* **EXERCISE OBJECTIVE**
Find each line below where the word "xlabel" occurs, and copy it.

═══ DATA IN THIS EXERCISE ═══

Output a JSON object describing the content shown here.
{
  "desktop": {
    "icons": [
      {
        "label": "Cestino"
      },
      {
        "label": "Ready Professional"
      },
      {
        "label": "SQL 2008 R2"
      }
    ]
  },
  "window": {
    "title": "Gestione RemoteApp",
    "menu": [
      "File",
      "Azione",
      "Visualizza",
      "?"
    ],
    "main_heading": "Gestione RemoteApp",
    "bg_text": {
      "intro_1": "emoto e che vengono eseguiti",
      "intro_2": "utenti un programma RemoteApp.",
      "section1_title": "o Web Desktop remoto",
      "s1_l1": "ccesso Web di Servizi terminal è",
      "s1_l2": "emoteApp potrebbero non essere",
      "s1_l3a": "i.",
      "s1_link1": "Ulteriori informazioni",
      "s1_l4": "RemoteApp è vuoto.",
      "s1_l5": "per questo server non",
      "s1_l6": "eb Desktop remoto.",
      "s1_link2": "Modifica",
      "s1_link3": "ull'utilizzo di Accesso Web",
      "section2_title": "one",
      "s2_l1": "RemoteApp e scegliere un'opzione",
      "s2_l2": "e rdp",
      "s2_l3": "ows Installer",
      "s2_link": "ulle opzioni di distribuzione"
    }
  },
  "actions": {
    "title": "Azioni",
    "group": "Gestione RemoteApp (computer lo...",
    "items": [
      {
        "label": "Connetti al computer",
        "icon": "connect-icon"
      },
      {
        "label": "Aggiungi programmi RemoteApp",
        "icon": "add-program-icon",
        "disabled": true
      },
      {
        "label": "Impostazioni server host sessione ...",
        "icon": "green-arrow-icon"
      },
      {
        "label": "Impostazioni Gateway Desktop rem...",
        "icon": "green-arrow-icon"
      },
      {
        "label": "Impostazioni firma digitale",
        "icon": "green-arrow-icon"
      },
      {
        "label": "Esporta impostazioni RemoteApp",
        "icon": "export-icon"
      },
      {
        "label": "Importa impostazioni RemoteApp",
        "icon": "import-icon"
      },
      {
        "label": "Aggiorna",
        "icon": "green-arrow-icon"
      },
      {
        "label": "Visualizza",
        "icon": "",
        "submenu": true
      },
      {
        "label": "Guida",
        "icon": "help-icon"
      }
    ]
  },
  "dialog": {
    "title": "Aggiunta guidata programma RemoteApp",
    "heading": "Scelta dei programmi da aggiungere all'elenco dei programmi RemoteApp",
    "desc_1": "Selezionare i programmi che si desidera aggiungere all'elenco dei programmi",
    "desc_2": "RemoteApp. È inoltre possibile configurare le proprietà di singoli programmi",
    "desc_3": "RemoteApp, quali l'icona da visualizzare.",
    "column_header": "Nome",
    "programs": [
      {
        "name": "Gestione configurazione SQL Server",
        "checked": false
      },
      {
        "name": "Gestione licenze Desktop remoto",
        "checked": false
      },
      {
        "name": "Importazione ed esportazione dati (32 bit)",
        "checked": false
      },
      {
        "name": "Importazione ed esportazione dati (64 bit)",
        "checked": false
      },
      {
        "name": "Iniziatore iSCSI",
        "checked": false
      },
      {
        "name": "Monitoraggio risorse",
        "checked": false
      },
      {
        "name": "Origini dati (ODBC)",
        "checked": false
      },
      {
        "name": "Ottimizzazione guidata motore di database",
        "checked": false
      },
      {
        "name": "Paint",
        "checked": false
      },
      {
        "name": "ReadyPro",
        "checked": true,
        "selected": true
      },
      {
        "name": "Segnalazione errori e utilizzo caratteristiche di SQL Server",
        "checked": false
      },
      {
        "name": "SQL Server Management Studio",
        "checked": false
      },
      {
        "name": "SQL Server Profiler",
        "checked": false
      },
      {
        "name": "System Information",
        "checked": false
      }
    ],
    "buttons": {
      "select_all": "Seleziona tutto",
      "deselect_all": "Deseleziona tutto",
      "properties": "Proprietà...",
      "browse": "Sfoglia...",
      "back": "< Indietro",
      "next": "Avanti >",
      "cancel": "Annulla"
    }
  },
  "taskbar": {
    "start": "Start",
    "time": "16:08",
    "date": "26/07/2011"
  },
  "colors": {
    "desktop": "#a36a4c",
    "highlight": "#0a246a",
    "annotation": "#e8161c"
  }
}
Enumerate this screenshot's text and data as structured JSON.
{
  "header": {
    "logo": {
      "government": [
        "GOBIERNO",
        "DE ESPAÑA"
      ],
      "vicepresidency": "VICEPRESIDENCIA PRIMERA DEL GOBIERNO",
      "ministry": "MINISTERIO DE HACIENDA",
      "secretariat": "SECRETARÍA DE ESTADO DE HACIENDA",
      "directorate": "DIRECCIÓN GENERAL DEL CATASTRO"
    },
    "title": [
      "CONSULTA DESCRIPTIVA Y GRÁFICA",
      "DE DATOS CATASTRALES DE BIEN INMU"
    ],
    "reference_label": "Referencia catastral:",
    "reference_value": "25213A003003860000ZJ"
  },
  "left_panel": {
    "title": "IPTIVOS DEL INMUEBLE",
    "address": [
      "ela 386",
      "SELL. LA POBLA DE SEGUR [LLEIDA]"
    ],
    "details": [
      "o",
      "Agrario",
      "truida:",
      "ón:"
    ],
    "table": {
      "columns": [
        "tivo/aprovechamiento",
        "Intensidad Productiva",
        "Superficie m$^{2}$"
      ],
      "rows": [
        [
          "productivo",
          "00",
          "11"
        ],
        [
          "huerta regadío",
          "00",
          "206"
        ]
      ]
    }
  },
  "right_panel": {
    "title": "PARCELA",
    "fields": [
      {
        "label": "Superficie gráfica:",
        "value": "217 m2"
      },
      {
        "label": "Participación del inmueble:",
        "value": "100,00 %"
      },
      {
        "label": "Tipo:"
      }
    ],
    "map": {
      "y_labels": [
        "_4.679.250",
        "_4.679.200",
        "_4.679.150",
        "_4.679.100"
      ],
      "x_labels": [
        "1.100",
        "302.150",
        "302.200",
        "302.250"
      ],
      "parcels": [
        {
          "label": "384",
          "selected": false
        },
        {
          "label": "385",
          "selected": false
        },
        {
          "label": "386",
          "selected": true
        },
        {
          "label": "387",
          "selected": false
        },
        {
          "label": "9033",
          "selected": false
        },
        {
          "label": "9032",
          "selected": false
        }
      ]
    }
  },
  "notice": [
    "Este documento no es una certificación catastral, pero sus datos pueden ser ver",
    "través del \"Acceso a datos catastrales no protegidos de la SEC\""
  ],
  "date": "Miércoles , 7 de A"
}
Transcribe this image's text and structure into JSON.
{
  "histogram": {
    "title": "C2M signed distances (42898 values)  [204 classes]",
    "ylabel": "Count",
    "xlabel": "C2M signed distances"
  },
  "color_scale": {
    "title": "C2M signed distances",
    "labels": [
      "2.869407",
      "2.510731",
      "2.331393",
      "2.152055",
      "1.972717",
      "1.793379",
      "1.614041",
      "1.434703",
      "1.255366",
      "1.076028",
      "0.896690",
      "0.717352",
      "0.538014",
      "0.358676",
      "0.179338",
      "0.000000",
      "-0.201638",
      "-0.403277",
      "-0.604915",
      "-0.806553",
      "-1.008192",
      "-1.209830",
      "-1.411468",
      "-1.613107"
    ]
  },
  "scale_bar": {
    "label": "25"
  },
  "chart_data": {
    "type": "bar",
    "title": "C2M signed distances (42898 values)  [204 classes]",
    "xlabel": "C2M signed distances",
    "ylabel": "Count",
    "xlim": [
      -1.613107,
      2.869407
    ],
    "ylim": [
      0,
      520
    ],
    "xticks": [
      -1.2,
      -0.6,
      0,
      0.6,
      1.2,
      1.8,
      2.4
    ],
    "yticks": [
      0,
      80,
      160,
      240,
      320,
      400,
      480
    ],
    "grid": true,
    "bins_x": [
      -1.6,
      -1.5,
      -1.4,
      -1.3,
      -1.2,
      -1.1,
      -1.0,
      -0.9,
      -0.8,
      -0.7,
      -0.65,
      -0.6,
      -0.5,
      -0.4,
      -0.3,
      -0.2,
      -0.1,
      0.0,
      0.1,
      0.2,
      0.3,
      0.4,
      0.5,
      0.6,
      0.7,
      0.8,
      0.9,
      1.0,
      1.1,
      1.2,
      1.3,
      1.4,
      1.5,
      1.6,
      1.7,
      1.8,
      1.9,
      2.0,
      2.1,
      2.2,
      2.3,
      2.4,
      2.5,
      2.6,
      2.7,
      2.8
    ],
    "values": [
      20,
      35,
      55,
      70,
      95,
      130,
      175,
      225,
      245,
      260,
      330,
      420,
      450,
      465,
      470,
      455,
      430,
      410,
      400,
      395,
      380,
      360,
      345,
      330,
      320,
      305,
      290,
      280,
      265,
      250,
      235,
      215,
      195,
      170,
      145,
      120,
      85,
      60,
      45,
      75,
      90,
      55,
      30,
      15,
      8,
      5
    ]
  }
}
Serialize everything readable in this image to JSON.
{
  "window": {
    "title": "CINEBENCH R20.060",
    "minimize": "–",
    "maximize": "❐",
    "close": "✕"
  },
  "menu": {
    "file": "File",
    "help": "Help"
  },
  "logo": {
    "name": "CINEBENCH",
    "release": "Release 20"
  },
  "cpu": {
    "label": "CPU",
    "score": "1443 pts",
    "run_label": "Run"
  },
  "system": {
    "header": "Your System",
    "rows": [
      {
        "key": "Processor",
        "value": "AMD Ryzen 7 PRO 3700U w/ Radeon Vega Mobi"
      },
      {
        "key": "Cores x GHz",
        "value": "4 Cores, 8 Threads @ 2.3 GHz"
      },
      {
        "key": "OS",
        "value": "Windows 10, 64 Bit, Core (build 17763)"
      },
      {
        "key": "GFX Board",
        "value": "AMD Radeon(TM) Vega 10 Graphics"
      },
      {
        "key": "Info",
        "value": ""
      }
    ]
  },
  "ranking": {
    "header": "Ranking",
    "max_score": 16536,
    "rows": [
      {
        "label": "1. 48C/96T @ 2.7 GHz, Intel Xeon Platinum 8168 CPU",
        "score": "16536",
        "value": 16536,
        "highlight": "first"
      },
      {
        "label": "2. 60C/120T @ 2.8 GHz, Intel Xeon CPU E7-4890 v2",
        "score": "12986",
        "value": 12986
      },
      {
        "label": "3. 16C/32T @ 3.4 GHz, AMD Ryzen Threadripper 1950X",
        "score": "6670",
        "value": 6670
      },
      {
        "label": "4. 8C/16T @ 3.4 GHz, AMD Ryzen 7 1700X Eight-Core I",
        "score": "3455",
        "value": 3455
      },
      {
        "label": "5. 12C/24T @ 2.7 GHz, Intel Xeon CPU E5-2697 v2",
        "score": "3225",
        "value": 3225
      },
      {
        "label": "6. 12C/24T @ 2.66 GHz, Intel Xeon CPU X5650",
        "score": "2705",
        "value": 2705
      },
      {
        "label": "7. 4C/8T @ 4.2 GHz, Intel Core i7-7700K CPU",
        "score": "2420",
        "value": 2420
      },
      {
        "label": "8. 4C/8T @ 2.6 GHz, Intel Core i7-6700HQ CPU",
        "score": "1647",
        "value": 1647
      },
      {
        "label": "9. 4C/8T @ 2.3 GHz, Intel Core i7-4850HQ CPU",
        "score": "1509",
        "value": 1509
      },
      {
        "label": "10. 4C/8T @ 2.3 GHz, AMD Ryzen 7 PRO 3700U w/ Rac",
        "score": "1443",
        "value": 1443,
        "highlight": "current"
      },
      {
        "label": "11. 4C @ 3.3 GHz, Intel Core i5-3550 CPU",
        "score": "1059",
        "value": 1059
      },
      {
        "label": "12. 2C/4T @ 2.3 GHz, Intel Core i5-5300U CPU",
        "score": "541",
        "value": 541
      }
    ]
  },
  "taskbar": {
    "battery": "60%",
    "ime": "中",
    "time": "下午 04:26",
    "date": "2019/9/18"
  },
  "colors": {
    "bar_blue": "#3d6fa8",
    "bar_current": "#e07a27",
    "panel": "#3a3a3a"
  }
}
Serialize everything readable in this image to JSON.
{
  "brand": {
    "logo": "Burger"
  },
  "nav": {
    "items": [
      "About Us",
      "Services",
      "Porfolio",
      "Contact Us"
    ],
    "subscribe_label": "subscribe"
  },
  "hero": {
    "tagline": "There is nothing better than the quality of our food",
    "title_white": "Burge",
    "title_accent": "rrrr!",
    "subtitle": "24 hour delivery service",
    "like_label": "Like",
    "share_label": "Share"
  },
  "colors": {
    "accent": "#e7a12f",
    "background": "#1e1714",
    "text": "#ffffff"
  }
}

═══

* **ANSWER AREA**
    "xlabel": "C2M signed distances"
    "xlabel": "C2M signed distances",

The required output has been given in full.